Castle Crashers is one of those games that is so fun you feel like your review has to be extra insightful and entertaining because otherwise people will quit reading and just go play. So you get all intimidated about what to write because it has to be so witty and so smart that in the end you're reduced to opening like this just to cover a base or two. Yeah, maybe you should go start downloading it from Xbox Live Arcade and I'll be carrying on in a more useful fashion when you get back.
At $15, Castle Crashers is worth every penny, and it'll be worth it for all your friends, too, when they come over to crash castles with you. Co-op (with up to four players online or off) as accessible and compelling as this is like an infinite happy tree; I've played the first several levels over ten times and am still playing. The beat'em up genre is generally hardcore in that vanishing-quarters-act sort of way, but here, RPG elements give lots of incentive to keep trying - as if a duel to the death with your comrades over who gets to make out with the princesses isn't enough!
Oh yeah, there's a story with a magical crystal and some princesses. If only there were a way to skip the cut-scenes. Short as they are, you really don't need to see them every time.
Starting out, you'll get the choice between four level-one knights: poison, fire, ice, and lightning. Soon after, you'll unlock a grey knight whose magic attack is simply a shower of arrows, and there are additional exciting and worthwhile characters to unlock after you beat the game.
Being a beat'em up, Castle Crashers is the definition of button-mashy; however, since you have light and heavy melee attacks with unlocking combos, archery, and magic to use, there can be a fair amount of depth to your fighting style depending how you allocate your stat points. How I wish there were some area of effect attacks to mitigate the longitudinal razor edge of beat'em up hit boxes, but for all the times you whiff, there will soon follow a combo that sees you smacking your enemy all the way across the screen.
The stages are each a node on a path throughout a kingdom that includes a surprising range of environmental features. Yes, there's a lava world. Yes, there's an ice world. The water level (where to fight effectively you need to be standing on a bit of floating debris or a swimming animal, and every enemy's intention is to knock you down) will make you cry, as water levels seem to have a reputation for doing (maybe they designed it that way on purpose), but it's still fun.

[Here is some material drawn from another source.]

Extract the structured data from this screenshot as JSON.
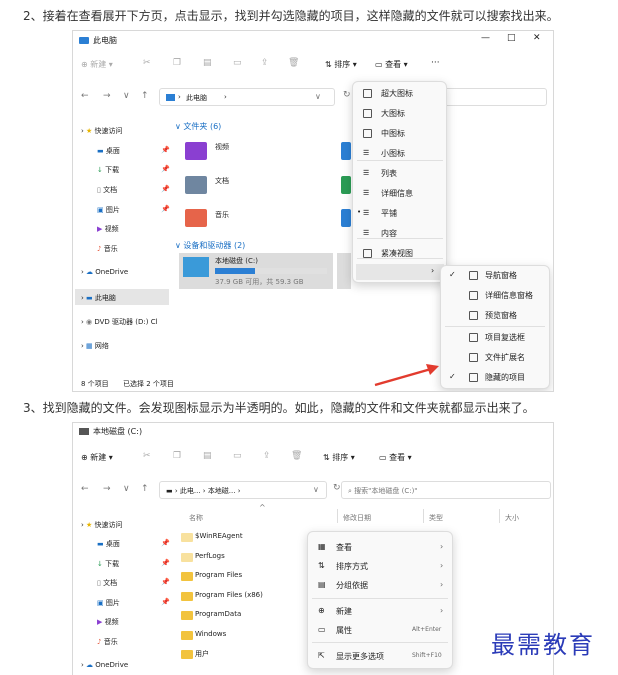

You'll meet a variety of startlingly (and quite frankly, unnecessarily) incontinent forest animals, an army of Alien Hominid clones (The Behemoth takes every opportunity to remind you it did the masochistically hardcore side-scrolling shooter, Alien Hominid), and - ok I won't spoil that one; it's too lol-able, if a bit predictable.